_Problem to solve_
Your reply should be the following data, copied exactly.

::: Provided records :::

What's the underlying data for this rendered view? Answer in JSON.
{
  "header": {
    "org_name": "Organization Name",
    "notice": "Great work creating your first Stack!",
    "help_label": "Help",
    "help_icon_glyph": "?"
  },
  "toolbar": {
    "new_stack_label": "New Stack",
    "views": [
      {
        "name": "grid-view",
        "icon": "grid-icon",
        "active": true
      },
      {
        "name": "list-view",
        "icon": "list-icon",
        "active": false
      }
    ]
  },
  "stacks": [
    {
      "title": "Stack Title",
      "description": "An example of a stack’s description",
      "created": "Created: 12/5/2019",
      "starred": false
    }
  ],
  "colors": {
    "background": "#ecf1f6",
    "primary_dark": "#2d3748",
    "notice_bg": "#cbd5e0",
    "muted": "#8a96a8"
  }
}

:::

_Answer to this exercise_
What's the underlying data for this rendered view? Answer in JSON.
{
  "header": {
    "org_name": "Organization Name",
    "notice": "Great work creating your first Stack!",
    "help_label": "Help",
    "help_icon_glyph": "?"
  },
  "toolbar": {
    "new_stack_label": "New Stack",
    "views": [
      {
        "name": "grid-view",
        "icon": "grid-icon",
        "active": true
      },
      {
        "name": "list-view",
        "icon": "list-icon",
        "active": false
      }
    ]
  },
  "stacks": [
    {
      "title": "Stack Title",
      "description": "An example of a stack’s description",
      "created": "Created: 12/5/2019",
      "starred": false
    }
  ],
  "colors": {
    "background": "#ecf1f6",
    "primary_dark": "#2d3748",
    "notice_bg": "#cbd5e0",
    "muted": "#8a96a8"
  }
}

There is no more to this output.